Why pay $80k a month for one floor in a downtown office building when you can decentralize and run everybody remotely for $10k? And why keep employees on full-time when you can outsource cheaper and more satisfactorily for all involved? Some jobs today have no maternity benefits, you’ve just got to “figure it out”. We’ll discuss strategies here.

1. Take Nine Months to Prepare for the Newborn

The moment you know you’ve got a bun in the oven, it’s time to prepare. Pick up extra shifts where you can, prepare a place in the home for the baby, and telegraph the need for a little time off with your work in the future.

With some decentralized work, it’s a matter of how much workload you want to take on a given day. With others, disappearing for two or three months is a deal-breaker. Fine then. If your employer won’t work with you, seek out new employers—here’s a list of quite a few businesses hiring “Work From Home” (WFH) personnel in 2022.

2. Seek External Consultation From Experts

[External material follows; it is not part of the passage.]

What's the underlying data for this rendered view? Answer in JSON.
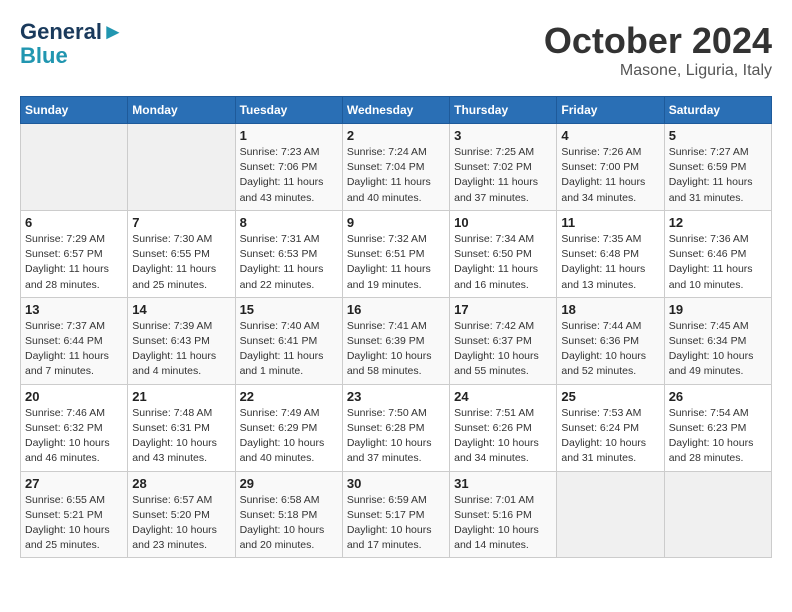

Sometimes you’ve got to have a work/life balance because you’re a new mom, and you’re single. You need trusted resources in whom you can rely when things get difficult; and they likely will. Postpartum depression is real, and it can be stimulated by issues involving milk production. Find resources like this one for postpartum lactation consultation.

3. Support Groups, Family, and Spouses

Support groups help you define and organize your duties as a mom, family can also help you handle things when emergencies happen. Your most important resource should be your spouse; but the problem is, not all mothers have a spouse to rely on. That’s one reason support groups and family are so important.

Finding Your Balance in Work and Motherhood

Find support groups, work with family as possible, divvy up duties with spouses, find external support from experts, and use the time while your baby grows inside you to prepare. It might not be easy, but if you’re mentally prepared, this transition period can be manageable, and you can overcome.